4. The process of making foam structures which comprises reacting an alkyd resin which is the reaction product of a dicarboxylic acid and an alcohol containing only carbon, hydrogen, and oxygen atoms selected from the group consisting of dihydric and trihydric alcohols, said alkyd resin having an acid number in the range between approximately 26 to and a hydroxyl number in the range between approximately 228 to 505, with an organic polyisocyanate in a proportion from approximately 59 to approximately 92 parts by weight of the organic polyisocyanate to 100 parts of the resin, mixing solid carbon dioxide into the polyisocyanate-resin liquid condensate in sufiicient amount to maintain said condensate at substantially constant temperature in a range above 70 F. and below about 73 F. to conserve exothermic heat of reaction while continually mixing until homogeneous single phase compatibility is obtained, further mixing solid car-bon dioxide into the polyisocyanate-resin liquid condensate in sufficient amount to maintain a relatively constant preselected temperature in a range between about 40 to 70 F. after attaining single phase compatibility while continuing mixing at comparatively constant viscosity until an abrupt increase in viscosity occurs,
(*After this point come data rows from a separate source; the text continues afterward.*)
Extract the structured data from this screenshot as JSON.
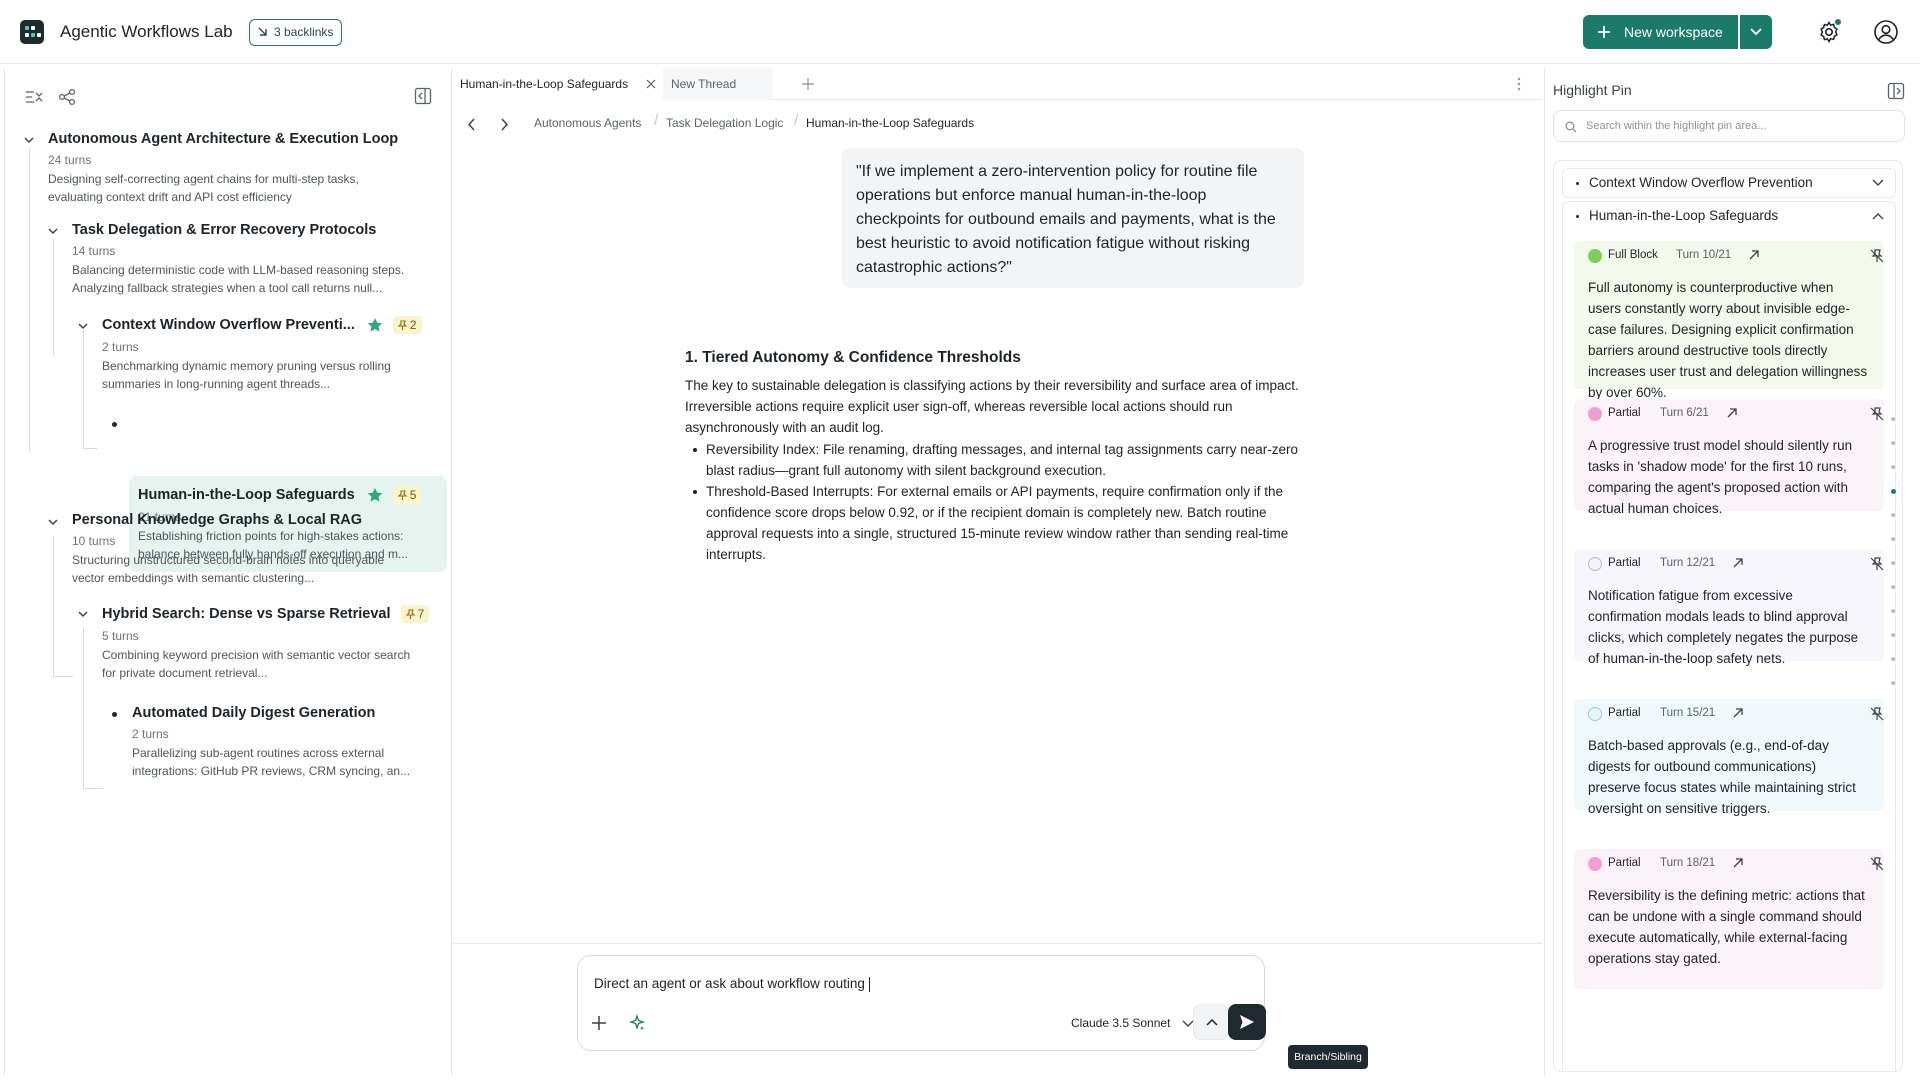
{
  "app": {
    "title": "Agentic Workflows Lab",
    "backlinks": "3 backlinks"
  },
  "toolbar": {
    "new_workspace": "New workspace"
  },
  "tree": [
    {
      "title": "Autonomous Agent Architecture & Execution Loop",
      "turns": "24 turns",
      "desc": "Designing self-correcting agent chains for multi-step tasks, evaluating context drift and API cost efficiency"
    },
    {
      "title": "Task Delegation & Error Recovery Protocols",
      "turns": "14 turns",
      "desc": "Balancing deterministic code with LLM-based reasoning steps. Analyzing fallback strategies when a tool call returns null..."
    },
    {
      "title": "Context Window Overflow Preventi...",
      "turns": "2 turns",
      "desc": "Benchmarking dynamic memory pruning versus rolling summaries in long-running agent threads...",
      "pins": "2"
    },
    {
      "title": "Human-in-the-Loop Safeguards",
      "turns": "21 turns",
      "desc": "Establishing friction points for high-stakes actions: balance between fully hands-off execution and m...",
      "pins": "5"
    },
    {
      "title": "Personal Knowledge Graphs & Local RAG",
      "turns": "10 turns",
      "desc": "Structuring unstructured second-brain notes into queryable vector embeddings with semantic clustering..."
    },
    {
      "title": "Hybrid Search: Dense vs Sparse Retrieval",
      "turns": "5 turns",
      "desc": "Combining keyword precision with semantic vector search for private document retrieval...",
      "pins": "7"
    },
    {
      "title": "Automated Daily Digest Generation",
      "turns": "2 turns",
      "desc": "Parallelizing sub-agent routines across external integrations: GitHub PR reviews, CRM syncing, an..."
    }
  ],
  "tabs": [
    "Human-in-the-Loop Safeguards",
    "New Thread"
  ],
  "breadcrumbs": [
    "Autonomous Agents",
    "Task Delegation Logic",
    "Human-in-the-Loop Safeguards"
  ],
  "chat": {
    "user_quote": "\"If we implement a zero-intervention policy for routine file operations but enforce manual human-in-the-loop checkpoints for outbound emails and payments, what is the best heuristic to avoid notification fatigue without risking catastrophic actions?\"",
    "heading": "1. Tiered Autonomy & Confidence Thresholds",
    "paragraph": "The key to sustainable delegation is classifying actions by their reversibility and surface area of impact. Irreversible actions require explicit user sign-off, whereas reversible local actions should run asynchronously with an audit log.",
    "bullets": [
      "Reversibility Index: File renaming, drafting messages, and internal tag assignments carry near-zero blast radius—grant full autonomy with silent background execution.",
      "Threshold-Based Interrupts: For external emails or API payments, require confirmation only if the confidence score drops below 0.92, or if the recipient domain is completely new. Batch routine approval requests into a single, structured 15-minute review window rather than sending real-time interrupts."
    ]
  },
  "composer": {
    "text": "Direct an agent or ask about workflow routing",
    "model": "Claude 3.5 Sonnet",
    "tooltip": "Branch/Sibling"
  },
  "pin_panel": {
    "title": "Highlight Pin",
    "search_placeholder": "Search within the highlight pin area...",
    "sections": [
      "Context Window Overflow Prevention",
      "Human-in-the-Loop Safeguards"
    ],
    "cards": [
      {
        "tag": "Full Block",
        "turn": "Turn 10/21",
        "color": "#7fcf5a",
        "bg": "#f3f9ec",
        "text": "Full autonomy is counterproductive when users constantly worry about invisible edge-case failures. Designing explicit confirmation barriers around destructive tools directly increases user trust and delegation willingness by over 60%."
      },
      {
        "tag": "Partial",
        "turn": "Turn 6/21",
        "color": "#f0a0d0",
        "bg": "#fbf3f8",
        "text": "A progressive trust model should silently run tasks in 'shadow mode' for the first 10 runs, comparing the agent's proposed action with actual human choices."
      },
      {
        "tag": "Partial",
        "turn": "Turn 12/21",
        "color": "#e6e2f4",
        "bg": "#f7f6fc",
        "text": "Notification fatigue from excessive confirmation modals leads to blind approval clicks, which completely negates the purpose of human-in-the-loop safety nets."
      },
      {
        "tag": "Partial",
        "turn": "Turn 15/21",
        "color": "#d4eef6",
        "bg": "#f0f8fb",
        "text": "Batch-based approvals (e.g., end-of-day digests for outbound communications) preserve focus states while maintaining strict oversight on sensitive triggers."
      },
      {
        "tag": "Partial",
        "turn": "Turn 18/21",
        "color": "#f0a0d0",
        "bg": "#fbf3f8",
        "text": "Reversibility is the defining metric: actions that can be undone with a single command should execute automatically, while external-facing operations stay gated."
      }
    ]
  }
}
21 allowing the mixture to proceed uninhibited on its own exotherm while continuing mixing until a minimum pour point viscosity is reached for pouring into molds, and maintaining said condensate at a foamable temperature after pouring into molds, until the evolution of gas is 5 completed and the foam structure is set.
22 References Cited in the file of this patent UNITED STATES PATENTS 2,577,279 Simon et a1. Dec. 4, 1951 2,577,281 Simon et a1. Dec. 4, 1951 2,706,311 Durst et a1. Apr. 19, 1955